Little Puffles and Honey decided to go out in search of the elusive Timbits…
The Rideau Canal is the oldest continuously operated canal system in North America, and in 2007 it was registered as a UNESCO World Heritage Site.
The Rideau Canal was constructed between 1826 and 1832 under the supervision of Lieutenant Colonel John By of the Royal Engineers. The canal provided a secure, defensible supply route from Montreal to Kingston, an alternative to the St Lawrence River in the uneasy years following the War of 1812.
The canal has gone through three different eras in its history. The military period began with its construction but slowly declined over the next couple of decades. Never actually used for military purposes, it soon became a commercial waterway. Timber, potash, feldspar, mica, iron ore and phosphate were transported along the canal by steamer and barge, with destinations such as England, New Jersey and Montreal. In the 1850s, the advent of the railroads provided a quicker and more economical form of transportation, thus causing a declining use of the canal for a brief period. The 1880s heralded the recreational period, with numerous excursion steamers ferrying loads of travellers and sightseers along the length of the canal and into the lakes it traverses. Today, the canal continues to be an international recreational attraction, both by water and by land.
One of 24 lockstations, Ottawa Locks, with its flight of eight locks is more than just an item of passing historic interest. These locks represent an amazing engineering achievement in the middle of the Canadian wilderness of the early 19th century and became the focus around which the city of Ottawa grew. The locks connect the channel of the Rideau Canal in Ottawa to the Ottawa River, almost 24m below. In September 1831, the steamboat Union was the first vessel to pass through the Ottawa Locks.
But not a Timbit in sight!
And little Puffles and Honey looked everywhere 🙂
The search for Timbits was temporarily forgotten, as Puffles and Honey tried the Capri Pesto, Sicilian and Carbonara Pizza from Fiazza.
Back on the search trail…
Puffles and Honey came across the Great Hall at the National Gallery of Canada.
The Gallery is housed in a glass and granite building on Sussex Drive with a notable view of the Canadian Parliament buildings on Parliament Hill.

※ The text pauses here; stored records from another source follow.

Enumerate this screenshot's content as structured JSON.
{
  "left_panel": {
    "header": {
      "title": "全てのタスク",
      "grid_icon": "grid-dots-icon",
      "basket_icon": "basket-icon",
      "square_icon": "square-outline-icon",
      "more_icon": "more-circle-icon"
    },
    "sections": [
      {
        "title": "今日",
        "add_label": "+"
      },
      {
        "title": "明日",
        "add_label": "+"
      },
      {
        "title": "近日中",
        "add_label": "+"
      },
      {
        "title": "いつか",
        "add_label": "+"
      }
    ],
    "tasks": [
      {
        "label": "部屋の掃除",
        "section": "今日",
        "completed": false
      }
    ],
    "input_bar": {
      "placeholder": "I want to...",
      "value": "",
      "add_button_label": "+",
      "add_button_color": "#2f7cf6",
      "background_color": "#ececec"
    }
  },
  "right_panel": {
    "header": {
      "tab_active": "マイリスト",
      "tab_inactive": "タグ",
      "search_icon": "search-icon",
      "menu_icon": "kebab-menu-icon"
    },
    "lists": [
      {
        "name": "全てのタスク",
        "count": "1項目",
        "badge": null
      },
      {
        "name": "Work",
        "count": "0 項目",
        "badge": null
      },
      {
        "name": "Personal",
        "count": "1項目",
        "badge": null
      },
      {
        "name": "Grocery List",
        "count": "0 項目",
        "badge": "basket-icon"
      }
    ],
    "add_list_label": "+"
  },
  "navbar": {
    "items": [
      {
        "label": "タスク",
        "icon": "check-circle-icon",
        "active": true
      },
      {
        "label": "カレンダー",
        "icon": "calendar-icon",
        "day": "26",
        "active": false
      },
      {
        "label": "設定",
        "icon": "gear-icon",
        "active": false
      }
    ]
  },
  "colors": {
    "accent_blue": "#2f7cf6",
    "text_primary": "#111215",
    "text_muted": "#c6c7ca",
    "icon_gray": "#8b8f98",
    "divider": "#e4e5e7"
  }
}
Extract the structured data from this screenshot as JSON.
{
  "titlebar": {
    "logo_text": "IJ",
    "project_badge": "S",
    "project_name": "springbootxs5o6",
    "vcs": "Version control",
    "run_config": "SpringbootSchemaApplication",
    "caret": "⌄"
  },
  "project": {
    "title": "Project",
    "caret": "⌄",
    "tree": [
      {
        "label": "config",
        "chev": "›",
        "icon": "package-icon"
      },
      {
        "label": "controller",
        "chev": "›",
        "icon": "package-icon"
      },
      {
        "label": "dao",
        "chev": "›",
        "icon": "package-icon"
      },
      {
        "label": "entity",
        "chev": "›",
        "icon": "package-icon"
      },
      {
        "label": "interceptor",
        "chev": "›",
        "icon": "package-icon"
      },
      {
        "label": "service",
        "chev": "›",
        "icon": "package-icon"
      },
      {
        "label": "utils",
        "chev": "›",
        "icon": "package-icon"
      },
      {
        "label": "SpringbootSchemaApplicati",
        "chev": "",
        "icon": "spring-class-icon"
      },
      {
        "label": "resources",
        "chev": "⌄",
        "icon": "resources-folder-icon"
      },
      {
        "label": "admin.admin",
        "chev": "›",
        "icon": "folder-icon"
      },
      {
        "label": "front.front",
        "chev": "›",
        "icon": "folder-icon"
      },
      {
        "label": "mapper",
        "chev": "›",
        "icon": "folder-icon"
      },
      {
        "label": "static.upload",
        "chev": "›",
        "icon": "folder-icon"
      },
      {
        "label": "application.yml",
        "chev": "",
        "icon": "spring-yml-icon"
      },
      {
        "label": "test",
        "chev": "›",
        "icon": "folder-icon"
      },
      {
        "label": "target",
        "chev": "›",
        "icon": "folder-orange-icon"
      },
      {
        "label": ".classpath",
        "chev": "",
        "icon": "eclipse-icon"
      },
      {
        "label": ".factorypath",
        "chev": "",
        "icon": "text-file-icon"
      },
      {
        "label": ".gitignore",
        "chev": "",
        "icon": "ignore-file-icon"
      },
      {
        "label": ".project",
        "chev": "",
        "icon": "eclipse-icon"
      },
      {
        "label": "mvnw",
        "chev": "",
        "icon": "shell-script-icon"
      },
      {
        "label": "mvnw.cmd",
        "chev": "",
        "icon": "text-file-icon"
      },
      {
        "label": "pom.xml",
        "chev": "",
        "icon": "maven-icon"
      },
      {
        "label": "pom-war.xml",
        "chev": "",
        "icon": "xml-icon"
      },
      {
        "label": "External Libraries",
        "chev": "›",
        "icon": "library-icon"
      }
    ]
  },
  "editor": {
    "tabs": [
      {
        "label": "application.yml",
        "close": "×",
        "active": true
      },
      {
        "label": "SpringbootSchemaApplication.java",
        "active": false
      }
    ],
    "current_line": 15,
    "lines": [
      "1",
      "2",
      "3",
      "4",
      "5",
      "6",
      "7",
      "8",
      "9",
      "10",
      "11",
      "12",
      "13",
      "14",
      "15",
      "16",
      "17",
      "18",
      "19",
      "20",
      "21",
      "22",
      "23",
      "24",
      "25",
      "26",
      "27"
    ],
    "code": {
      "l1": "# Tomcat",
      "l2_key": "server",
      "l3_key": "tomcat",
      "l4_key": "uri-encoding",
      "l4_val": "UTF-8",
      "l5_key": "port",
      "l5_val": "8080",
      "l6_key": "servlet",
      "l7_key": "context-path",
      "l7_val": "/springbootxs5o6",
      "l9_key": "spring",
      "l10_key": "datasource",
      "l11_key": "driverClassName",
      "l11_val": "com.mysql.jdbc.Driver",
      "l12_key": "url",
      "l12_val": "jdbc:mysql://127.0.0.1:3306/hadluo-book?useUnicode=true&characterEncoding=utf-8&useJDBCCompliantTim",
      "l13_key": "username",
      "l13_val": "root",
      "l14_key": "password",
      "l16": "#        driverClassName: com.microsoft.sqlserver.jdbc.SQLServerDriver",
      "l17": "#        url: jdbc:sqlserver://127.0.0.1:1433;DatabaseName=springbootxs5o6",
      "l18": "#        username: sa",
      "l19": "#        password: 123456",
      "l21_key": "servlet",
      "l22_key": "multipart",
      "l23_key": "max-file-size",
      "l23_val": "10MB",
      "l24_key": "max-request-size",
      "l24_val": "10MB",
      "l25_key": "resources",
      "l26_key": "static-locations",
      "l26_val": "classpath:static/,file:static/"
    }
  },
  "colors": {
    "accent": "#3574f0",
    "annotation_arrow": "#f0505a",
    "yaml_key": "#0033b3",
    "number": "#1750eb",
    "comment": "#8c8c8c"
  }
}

The building was designed by Moshe Safdie and opened in 1988. It is one of the most striking landmarks in Ottawa.
But not a Timbit in sight!
Next to the Gallery, Alexandra Bridge spans the Ottawa River between Ottawa, Ontario and Gatineau, Quebec.
Great photo opportunities 🙂 but still no Timbits.
Little Puffles and Honey found a cool place to rest, the Fountain Room at National Arts Centre.
It looked like a place for exploration!
This chair is very comfy and just the place to rest after climbing so many stairs looking for Timbits!
Oh no, this is the Redemption leitmotif from Wagner’s Ring! And the door is closed, we can’t escape!
We can’t escape this way either…
Little Puffles and Honey found themselves at the final performance of the 2015-16 season, as Music Director Alexander Shelley and the National Arts Centre Orchestra performed music from Wagner’s transcendent Tristan und Isolde with Henk de Vlieger’s symphonic work entitled An Orchestral Passion. Colin Currie, one of the world’s finest percussionists, performed as soloist in Christopher Rouse’s adventurous Der Gerettete Alberich (or “Alberich Saved”), which incorporates the motifs from Wagner’s 16-hour series of operas The Ring of the Nibelungen.
Lots of beautiful music, but still no Timbits 🙂
Puffles what are you doing?
I’m going to wait here until Tim Hortons opens to get Timbits!
Tickles, you have Timbits for us! We looked everywhere all day!
Happy little bears…